Below is a block of records; please copy all of them exactly.

___ Input data ___

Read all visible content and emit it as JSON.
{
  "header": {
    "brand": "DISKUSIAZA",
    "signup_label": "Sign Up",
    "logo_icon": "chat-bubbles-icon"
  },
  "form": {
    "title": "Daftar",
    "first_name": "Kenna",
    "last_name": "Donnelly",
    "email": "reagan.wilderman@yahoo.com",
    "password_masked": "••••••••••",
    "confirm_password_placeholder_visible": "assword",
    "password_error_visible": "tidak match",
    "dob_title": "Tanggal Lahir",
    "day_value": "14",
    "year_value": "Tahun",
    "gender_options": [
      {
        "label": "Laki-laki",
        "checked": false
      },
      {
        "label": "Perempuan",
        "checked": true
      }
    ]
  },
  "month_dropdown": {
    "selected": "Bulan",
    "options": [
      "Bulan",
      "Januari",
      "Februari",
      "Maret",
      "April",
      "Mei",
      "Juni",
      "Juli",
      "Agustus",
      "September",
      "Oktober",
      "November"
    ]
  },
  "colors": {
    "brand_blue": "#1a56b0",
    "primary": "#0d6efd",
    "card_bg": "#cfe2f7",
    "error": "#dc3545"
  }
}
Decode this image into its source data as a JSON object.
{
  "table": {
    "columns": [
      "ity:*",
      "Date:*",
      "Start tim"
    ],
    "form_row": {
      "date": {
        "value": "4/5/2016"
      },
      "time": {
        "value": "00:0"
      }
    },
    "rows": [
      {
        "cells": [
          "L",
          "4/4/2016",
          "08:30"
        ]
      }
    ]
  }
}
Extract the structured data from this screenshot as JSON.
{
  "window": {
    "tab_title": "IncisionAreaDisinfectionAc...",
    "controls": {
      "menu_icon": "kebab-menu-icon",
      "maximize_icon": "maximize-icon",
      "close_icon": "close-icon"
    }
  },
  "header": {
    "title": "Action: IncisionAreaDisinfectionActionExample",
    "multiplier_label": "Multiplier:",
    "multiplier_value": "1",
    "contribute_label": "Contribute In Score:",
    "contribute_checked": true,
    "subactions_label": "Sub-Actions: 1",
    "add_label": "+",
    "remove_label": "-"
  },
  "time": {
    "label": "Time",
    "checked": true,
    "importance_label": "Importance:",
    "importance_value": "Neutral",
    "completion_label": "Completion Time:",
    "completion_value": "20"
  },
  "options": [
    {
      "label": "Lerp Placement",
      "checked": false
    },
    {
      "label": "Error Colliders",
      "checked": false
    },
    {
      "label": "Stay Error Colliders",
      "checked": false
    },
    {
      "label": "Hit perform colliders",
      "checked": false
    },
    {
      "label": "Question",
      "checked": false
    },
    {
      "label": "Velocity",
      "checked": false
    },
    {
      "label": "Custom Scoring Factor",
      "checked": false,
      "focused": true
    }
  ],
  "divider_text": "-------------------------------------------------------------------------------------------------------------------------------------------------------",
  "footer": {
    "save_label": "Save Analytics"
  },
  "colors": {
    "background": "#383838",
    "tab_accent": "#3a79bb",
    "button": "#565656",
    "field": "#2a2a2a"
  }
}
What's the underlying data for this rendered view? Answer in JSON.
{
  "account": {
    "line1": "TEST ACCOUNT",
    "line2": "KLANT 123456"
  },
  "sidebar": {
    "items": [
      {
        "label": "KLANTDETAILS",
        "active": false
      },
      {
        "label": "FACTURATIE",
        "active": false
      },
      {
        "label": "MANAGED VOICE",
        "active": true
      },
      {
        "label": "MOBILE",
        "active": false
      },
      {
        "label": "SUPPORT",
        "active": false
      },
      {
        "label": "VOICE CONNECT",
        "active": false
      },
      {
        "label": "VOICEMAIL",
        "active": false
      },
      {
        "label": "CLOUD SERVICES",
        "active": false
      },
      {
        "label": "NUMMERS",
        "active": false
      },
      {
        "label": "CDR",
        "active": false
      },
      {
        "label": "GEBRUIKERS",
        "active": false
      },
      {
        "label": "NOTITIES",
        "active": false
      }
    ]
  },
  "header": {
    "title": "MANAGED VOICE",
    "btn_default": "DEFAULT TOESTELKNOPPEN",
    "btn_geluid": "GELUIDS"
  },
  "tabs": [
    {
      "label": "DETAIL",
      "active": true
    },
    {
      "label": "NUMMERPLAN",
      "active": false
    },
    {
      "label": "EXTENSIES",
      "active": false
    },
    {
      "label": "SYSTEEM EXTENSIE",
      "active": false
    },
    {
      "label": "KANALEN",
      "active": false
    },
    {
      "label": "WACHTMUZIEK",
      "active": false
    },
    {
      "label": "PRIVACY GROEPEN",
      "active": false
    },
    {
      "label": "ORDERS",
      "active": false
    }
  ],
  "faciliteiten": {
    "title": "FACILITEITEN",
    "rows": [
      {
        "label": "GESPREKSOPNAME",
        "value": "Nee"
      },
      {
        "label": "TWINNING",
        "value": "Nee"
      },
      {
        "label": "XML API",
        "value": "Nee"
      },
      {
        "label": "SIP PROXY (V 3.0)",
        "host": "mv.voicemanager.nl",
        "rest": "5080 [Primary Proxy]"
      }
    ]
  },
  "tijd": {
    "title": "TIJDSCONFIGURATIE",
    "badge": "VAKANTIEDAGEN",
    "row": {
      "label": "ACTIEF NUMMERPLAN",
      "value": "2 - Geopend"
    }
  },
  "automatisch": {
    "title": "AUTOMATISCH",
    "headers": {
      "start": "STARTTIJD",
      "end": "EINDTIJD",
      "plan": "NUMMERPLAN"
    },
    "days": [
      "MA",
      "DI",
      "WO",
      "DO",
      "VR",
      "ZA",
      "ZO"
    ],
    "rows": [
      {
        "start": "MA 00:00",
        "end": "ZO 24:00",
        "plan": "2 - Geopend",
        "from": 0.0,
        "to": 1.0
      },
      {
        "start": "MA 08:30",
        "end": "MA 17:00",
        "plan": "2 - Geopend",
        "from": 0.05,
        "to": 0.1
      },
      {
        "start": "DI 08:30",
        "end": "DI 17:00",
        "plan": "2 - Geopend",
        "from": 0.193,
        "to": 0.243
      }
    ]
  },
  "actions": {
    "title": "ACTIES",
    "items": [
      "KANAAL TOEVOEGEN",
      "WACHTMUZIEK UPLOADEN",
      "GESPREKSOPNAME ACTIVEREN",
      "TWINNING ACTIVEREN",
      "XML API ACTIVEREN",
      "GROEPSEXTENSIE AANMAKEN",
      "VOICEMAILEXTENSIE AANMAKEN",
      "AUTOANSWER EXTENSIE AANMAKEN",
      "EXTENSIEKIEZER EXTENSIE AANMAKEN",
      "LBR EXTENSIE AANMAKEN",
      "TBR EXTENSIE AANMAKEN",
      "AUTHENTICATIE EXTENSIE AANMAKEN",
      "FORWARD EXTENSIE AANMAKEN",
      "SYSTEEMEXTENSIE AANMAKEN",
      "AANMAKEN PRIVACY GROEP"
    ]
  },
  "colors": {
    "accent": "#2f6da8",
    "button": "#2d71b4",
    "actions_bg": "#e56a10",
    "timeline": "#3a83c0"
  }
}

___

## Answer space
Read all visible content and emit it as JSON.
{
  "header": {
    "brand": "DISKUSIAZA",
    "signup_label": "Sign Up",
    "logo_icon": "chat-bubbles-icon"
  },
  "form": {
    "title": "Daftar",
    "first_name": "Kenna",
    "last_name": "Donnelly",
    "email": "reagan.wilderman@yahoo.com",
    "password_masked": "••••••••••",
    "confirm_password_placeholder_visible": "assword",
    "password_error_visible": "tidak match",
    "dob_title": "Tanggal Lahir",
    "day_value": "14",
    "year_value": "Tahun",
    "gender_options": [
      {
        "label": "Laki-laki",
        "checked": false
      },
      {
        "label": "Perempuan",
        "checked": true
      }
    ]
  },
  "month_dropdown": {
    "selected": "Bulan",
    "options": [
      "Bulan",
      "Januari",
      "Februari",
      "Maret",
      "April",
      "Mei",
      "Juni",
      "Juli",
      "Agustus",
      "September",
      "Oktober",
      "November"
    ]
  },
  "colors": {
    "brand_blue": "#1a56b0",
    "primary": "#0d6efd",
    "card_bg": "#cfe2f7",
    "error": "#dc3545"
  }
}
Decode this image into its source data as a JSON object.
{
  "table": {
    "columns": [
      "ity:*",
      "Date:*",
      "Start tim"
    ],
    "form_row": {
      "date": {
        "value": "4/5/2016"
      },
      "time": {
        "value": "00:0"
      }
    },
    "rows": [
      {
        "cells": [
          "L",
          "4/4/2016",
          "08:30"
        ]
      }
    ]
  }
}
Extract the structured data from this screenshot as JSON.
{
  "window": {
    "tab_title": "IncisionAreaDisinfectionAc...",
    "controls": {
      "menu_icon": "kebab-menu-icon",
      "maximize_icon": "maximize-icon",
      "close_icon": "close-icon"
    }
  },
  "header": {
    "title": "Action: IncisionAreaDisinfectionActionExample",
    "multiplier_label": "Multiplier:",
    "multiplier_value": "1",
    "contribute_label": "Contribute In Score:",
    "contribute_checked": true,
    "subactions_label": "Sub-Actions: 1",
    "add_label": "+",
    "remove_label": "-"
  },
  "time": {
    "label": "Time",
    "checked": true,
    "importance_label": "Importance:",
    "importance_value": "Neutral",
    "completion_label": "Completion Time:",
    "completion_value": "20"
  },
  "options": [
    {
      "label": "Lerp Placement",
      "checked": false
    },
    {
      "label": "Error Colliders",
      "checked": false
    },
    {
      "label": "Stay Error Colliders",
      "checked": false
    },
    {
      "label": "Hit perform colliders",
      "checked": false
    },
    {
      "label": "Question",
      "checked": false
    },
    {
      "label": "Velocity",
      "checked": false
    },
    {
      "label": "Custom Scoring Factor",
      "checked": false,
      "focused": true
    }
  ],
  "divider_text": "-------------------------------------------------------------------------------------------------------------------------------------------------------",
  "footer": {
    "save_label": "Save Analytics"
  },
  "colors": {
    "background": "#383838",
    "tab_accent": "#3a79bb",
    "button": "#565656",
    "field": "#2a2a2a"
  }
}
What's the underlying data for this rendered view? Answer in JSON.
{
  "account": {
    "line1": "TEST ACCOUNT",
    "line2": "KLANT 123456"
  },
  "sidebar": {
    "items": [
      {
        "label": "KLANTDETAILS",
        "active": false
      },
      {
        "label": "FACTURATIE",
        "active": false
      },
      {
        "label": "MANAGED VOICE",
        "active": true
      },
      {
        "label": "MOBILE",
        "active": false
      },
      {
        "label": "SUPPORT",
        "active": false
      },
      {
        "label": "VOICE CONNECT",
        "active": false
      },
      {
        "label": "VOICEMAIL",
        "active": false
      },
      {
        "label": "CLOUD SERVICES",
        "active": false
      },
      {
        "label": "NUMMERS",
        "active": false
      },
      {
        "label": "CDR",
        "active": false
      },
      {
        "label": "GEBRUIKERS",
        "active": false
      },
      {
        "label": "NOTITIES",
        "active": false
      }
    ]
  },
  "header": {
    "title": "MANAGED VOICE",
    "btn_default": "DEFAULT TOESTELKNOPPEN",
    "btn_geluid": "GELUIDS"
  },
  "tabs": [
    {
      "label": "DETAIL",
      "active": true
    },
    {
      "label": "NUMMERPLAN",
      "active": false
    },
    {
      "label": "EXTENSIES",
      "active": false
    },
    {
      "label": "SYSTEEM EXTENSIE",
      "active": false
    },
    {
      "label": "KANALEN",
      "active": false
    },
    {
      "label": "WACHTMUZIEK",
      "active": false
    },
    {
      "label": "PRIVACY GROEPEN",
      "active": false
    },
    {
      "label": "ORDERS",
      "active": false
    }
  ],
  "faciliteiten": {
    "title": "FACILITEITEN",
    "rows": [
      {
        "label": "GESPREKSOPNAME",
        "value": "Nee"
      },
      {
        "label": "TWINNING",
        "value": "Nee"
      },
      {
        "label": "XML API",
        "value": "Nee"
      },
      {
        "label": "SIP PROXY (V 3.0)",
        "host": "mv.voicemanager.nl",
        "rest": "5080 [Primary Proxy]"
      }
    ]
  },
  "tijd": {
    "title": "TIJDSCONFIGURATIE",
    "badge": "VAKANTIEDAGEN",
    "row": {
      "label": "ACTIEF NUMMERPLAN",
      "value": "2 - Geopend"
    }
  },
  "automatisch": {
    "title": "AUTOMATISCH",
    "headers": {
      "start": "STARTTIJD",
      "end": "EINDTIJD",
      "plan": "NUMMERPLAN"
    },
    "days": [
      "MA",
      "DI",
      "WO",
      "DO",
      "VR",
      "ZA",
      "ZO"
    ],
    "rows": [
      {
        "start": "MA 00:00",
        "end": "ZO 24:00",
        "plan": "2 - Geopend",
        "from": 0.0,
        "to": 1.0
      },
      {
        "start": "MA 08:30",
        "end": "MA 17:00",
        "plan": "2 - Geopend",
        "from": 0.05,
        "to": 0.1
      },
      {
        "start": "DI 08:30",
        "end": "DI 17:00",
        "plan": "2 - Geopend",
        "from": 0.193,
        "to": 0.243
      }
    ]
  },
  "actions": {
    "title": "ACTIES",
    "items": [
      "KANAAL TOEVOEGEN",
      "WACHTMUZIEK UPLOADEN",
      "GESPREKSOPNAME ACTIVEREN",
      "TWINNING ACTIVEREN",
      "XML API ACTIVEREN",
      "GROEPSEXTENSIE AANMAKEN",
      "VOICEMAILEXTENSIE AANMAKEN",
      "AUTOANSWER EXTENSIE AANMAKEN",
      "EXTENSIEKIEZER EXTENSIE AANMAKEN",
      "LBR EXTENSIE AANMAKEN",
      "TBR EXTENSIE AANMAKEN",
      "AUTHENTICATIE EXTENSIE AANMAKEN",
      "FORWARD EXTENSIE AANMAKEN",
      "SYSTEEMEXTENSIE AANMAKEN",
      "AANMAKEN PRIVACY GROEP"
    ]
  },
  "colors": {
    "accent": "#2f6da8",
    "button": "#2d71b4",
    "actions_bg": "#e56a10",
    "timeline": "#3a83c0"
  }
}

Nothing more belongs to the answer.